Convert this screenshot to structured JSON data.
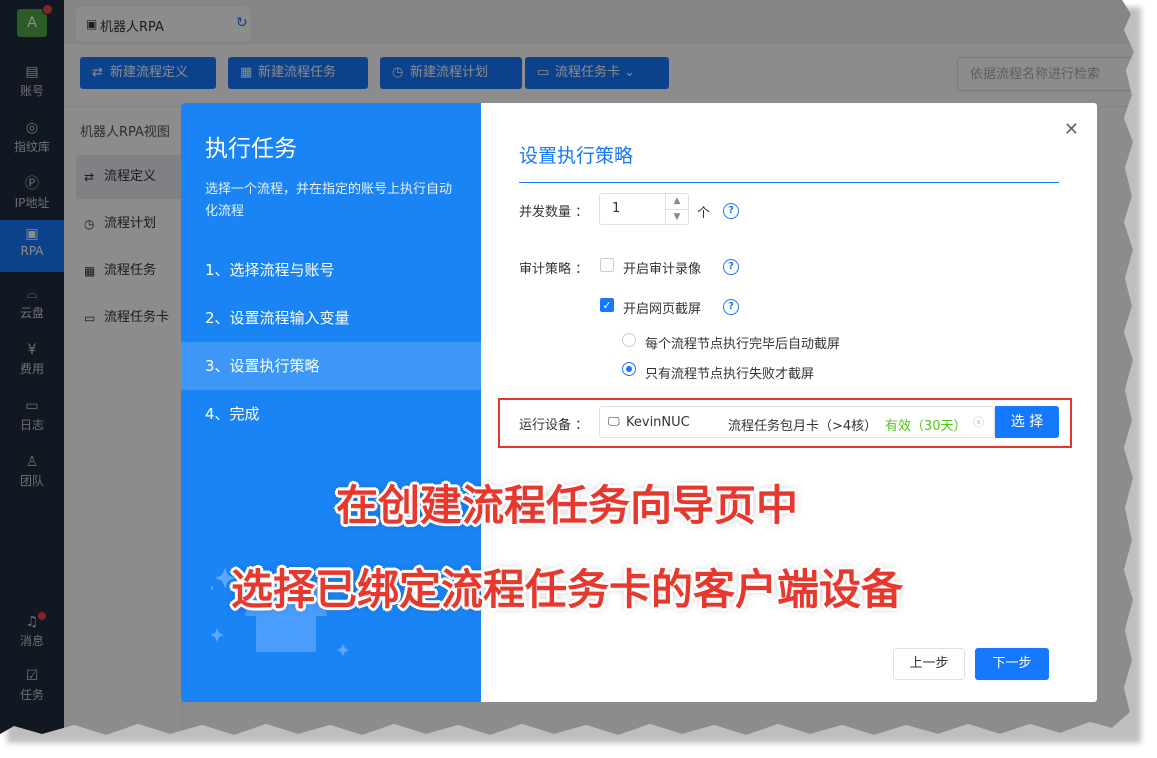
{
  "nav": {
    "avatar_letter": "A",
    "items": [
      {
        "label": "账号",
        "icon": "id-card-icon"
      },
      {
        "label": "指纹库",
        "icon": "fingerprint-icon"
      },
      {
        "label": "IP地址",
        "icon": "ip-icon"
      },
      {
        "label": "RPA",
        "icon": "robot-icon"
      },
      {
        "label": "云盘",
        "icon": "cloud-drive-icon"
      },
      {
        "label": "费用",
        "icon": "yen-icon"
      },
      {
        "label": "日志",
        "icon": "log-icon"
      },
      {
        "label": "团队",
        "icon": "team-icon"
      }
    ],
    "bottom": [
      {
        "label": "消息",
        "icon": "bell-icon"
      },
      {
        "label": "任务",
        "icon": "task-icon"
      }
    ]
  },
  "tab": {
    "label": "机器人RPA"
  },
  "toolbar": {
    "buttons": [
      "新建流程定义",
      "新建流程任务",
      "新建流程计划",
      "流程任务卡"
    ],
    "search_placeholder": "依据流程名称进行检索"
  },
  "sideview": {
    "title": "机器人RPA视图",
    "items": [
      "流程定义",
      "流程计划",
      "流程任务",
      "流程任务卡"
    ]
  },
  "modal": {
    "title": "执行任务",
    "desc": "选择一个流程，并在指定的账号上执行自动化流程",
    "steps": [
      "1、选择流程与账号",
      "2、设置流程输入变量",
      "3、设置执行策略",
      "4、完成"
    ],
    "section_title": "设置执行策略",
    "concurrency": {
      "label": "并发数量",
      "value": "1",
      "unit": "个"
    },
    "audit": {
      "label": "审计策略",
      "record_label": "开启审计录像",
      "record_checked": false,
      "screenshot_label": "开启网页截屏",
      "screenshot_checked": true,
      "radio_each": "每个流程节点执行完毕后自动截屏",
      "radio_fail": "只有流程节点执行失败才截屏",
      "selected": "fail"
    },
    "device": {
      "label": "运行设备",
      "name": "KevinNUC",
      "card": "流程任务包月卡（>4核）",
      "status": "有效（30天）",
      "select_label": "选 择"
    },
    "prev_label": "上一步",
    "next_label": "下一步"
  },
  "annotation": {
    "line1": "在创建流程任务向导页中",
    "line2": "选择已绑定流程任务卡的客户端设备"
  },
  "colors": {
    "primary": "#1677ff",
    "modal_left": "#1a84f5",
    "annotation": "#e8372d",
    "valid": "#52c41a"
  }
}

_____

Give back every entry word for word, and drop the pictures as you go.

Convert this screenshot to structured JSON data.
{
  "nav": {
    "avatar_letter": "A",
    "items": [
      {
        "label": "账号",
        "icon": "id-card-icon"
      },
      {
        "label": "指纹库",
        "icon": "fingerprint-icon"
      },
      {
        "label": "IP地址",
        "icon": "ip-icon"
      },
      {
        "label": "RPA",
        "icon": "robot-icon"
      },
      {
        "label": "云盘",
        "icon": "cloud-drive-icon"
      },
      {
        "label": "费用",
        "icon": "yen-icon"
      },
      {
        "label": "日志",
        "icon": "log-icon"
      },
      {
        "label": "团队",
        "icon": "team-icon"
      }
    ],
    "bottom": [
      {
        "label": "消息",
        "icon": "bell-icon"
      },
      {
        "label": "任务",
        "icon": "task-icon"
      }
    ]
  },
  "tab": {
    "label": "机器人RPA"
  },
  "toolbar": {
    "buttons": [
      "新建流程定义",
      "新建流程任务",
      "新建流程计划",
      "流程任务卡"
    ],
    "search_placeholder": "依据流程名称进行检索"
  },
  "sideview": {
    "title": "机器人RPA视图",
    "items": [
      "流程定义",
      "流程计划",
      "流程任务",
      "流程任务卡"
    ]
  },
  "modal": {
    "title": "执行任务",
    "desc": "选择一个流程，并在指定的账号上执行自动化流程",
    "steps": [
      "1、选择流程与账号",
      "2、设置流程输入变量",
      "3、设置执行策略",
      "4、完成"
    ],
    "section_title": "设置执行策略",
    "concurrency": {
      "label": "并发数量",
      "value": "1",
      "unit": "个"
    },
    "audit": {
      "label": "审计策略",
      "record_label": "开启审计录像",
      "record_checked": false,
      "screenshot_label": "开启网页截屏",
      "screenshot_checked": true,
      "radio_each": "每个流程节点执行完毕后自动截屏",
      "radio_fail": "只有流程节点执行失败才截屏",
      "selected": "fail"
    },
    "device": {
      "label": "运行设备",
      "name": "KevinNUC",
      "card": "流程任务包月卡（>4核）",
      "status": "有效（30天）",
      "select_label": "选 择"
    },
    "prev_label": "上一步",
    "next_label": "下一步"
  },
  "annotation": {
    "line1": "在创建流程任务向导页中",
    "line2": "选择已绑定流程任务卡的客户端设备"
  },
  "colors": {
    "primary": "#1677ff",
    "modal_left": "#1a84f5",
    "annotation": "#e8372d",
    "valid": "#52c41a"
  }
}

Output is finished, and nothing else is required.